Prior to integrating Service Proxy for Kubernetes (SPK) into the OpenShift cluster, review this document to ensure the required software components are installed and properly configured.
Note: SPK supports Red Hat OpenShift versions 4.7 and later.
To support low-latency 5G workloads, SPK relies on Single Root I/O Virtualization (SR-IOV) and the Open Virtual Network with Kubernetes (OVN-Kubernetes) CNI. To ensure the cluster supports multi-homed Pods; the ability to select either the default (virtual) CNI or the SR-IOV / OVN-Kubernetes (physical) CNI, review the sections below.
To properly manage the cluster networks, the OpenShift Cluster Network Operator must be installed.
Important: OpenShift 4.8 requires configuring local gateway mode using the steps below:
Create the manifest files:
openshift-install --dir=<install dir> create cluster
ConfigMapin new manifest directory, and add the following YAML code:
apiVersion: v1 kind: ConfigMap metadata: name: gateway-mode-config namespace: openshift-network-operator data: mode: "local" immutable: true
Create the cluster:
openshift-install create cluster --dir=<install dir>

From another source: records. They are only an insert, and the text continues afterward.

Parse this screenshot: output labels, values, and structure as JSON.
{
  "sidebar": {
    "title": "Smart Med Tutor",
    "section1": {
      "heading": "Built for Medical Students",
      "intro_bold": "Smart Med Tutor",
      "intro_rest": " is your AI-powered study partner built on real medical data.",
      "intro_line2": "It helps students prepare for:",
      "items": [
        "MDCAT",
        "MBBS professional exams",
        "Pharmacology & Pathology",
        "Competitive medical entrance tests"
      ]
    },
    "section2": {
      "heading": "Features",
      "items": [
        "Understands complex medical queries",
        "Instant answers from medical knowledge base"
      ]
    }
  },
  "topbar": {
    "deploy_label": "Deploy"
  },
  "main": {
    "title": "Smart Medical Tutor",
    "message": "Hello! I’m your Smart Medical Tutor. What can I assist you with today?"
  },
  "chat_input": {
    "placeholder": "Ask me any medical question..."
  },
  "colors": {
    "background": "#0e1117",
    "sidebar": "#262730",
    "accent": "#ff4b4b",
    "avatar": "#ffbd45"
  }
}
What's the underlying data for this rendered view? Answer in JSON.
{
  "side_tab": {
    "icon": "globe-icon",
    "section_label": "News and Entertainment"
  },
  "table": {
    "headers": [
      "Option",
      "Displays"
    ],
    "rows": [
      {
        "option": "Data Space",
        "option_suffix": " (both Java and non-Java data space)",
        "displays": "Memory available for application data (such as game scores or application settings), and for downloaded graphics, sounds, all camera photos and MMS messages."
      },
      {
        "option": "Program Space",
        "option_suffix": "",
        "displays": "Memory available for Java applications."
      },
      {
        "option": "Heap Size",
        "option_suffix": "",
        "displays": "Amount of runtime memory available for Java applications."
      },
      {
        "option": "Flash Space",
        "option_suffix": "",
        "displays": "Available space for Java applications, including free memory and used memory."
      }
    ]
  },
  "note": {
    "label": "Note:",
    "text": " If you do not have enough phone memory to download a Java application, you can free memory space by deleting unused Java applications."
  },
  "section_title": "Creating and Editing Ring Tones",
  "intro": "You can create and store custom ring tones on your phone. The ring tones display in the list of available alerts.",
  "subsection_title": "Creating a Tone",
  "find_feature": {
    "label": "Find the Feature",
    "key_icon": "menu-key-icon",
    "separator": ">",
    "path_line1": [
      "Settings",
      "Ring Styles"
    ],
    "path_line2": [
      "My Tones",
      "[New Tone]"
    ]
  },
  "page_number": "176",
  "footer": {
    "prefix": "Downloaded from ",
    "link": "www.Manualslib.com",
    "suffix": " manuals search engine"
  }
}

The Cluster Network Operator installation on Github.
To define the SR-IOV Virtual Functions (VFs) used by the Service Proxy Traffic Management Microkernel (TMM), configure the following OpenShift network objects:
- An external and internal Network node policy.
- An external and internal Network attachment definition.
Refer to the SPK Config File Reference for examples.
Multiprocessor servers divide memory and CPUs into multiple NUMA nodes, each having a non-shared system bus. When installing the Ingress Controller, the CPUs and SR-IOV VFs allocated to the Service Proxy TMM container must share the same NUMA node. To ensure the CPU NUMA node alignment is handled properly by the cluster, install the Performance Addon Operator and ensure the following parameters are set:
- Set the Topology Manager Policy to
- Set the CPU Manager Policy to
staticin the Kubelet configuration.
The OpenShift Topology Manager dynamically allocates CPU resources, however, the version 4.7 Scheduler currently lacks two features required to support low-latency 5G applications:
- Simultaneous Multi-threading (SMT), or hyper-threading awareness.
- NUMA topology awareness.
Lacking these features, the scheduler can allocate CPUs to Numa core IDs that provide poor performance, or insufficient resources within a NUMA node to schedule Pods. To ensure the Service Proxy TMM Pods install with sufficient Numa resources:
- Disable SMT - To install Pods with Guaranteed QoS, each OpenShift worker node must have Simultaneous Multi-threading (SMT) disabled in the BIOS.
- Use Labels or Node Affinity - To assign Pods to worker nodes with sufficient resources, use Labels or Node Affinity. For a brief overview of using labels, refer to the Using Node Labels guide.
The optional Fluentd logging collector, dSSM database and Traffic Management Microkernel (TMM) Debug Sidecar require an available Kubernetes persistent storage to bind to during installation.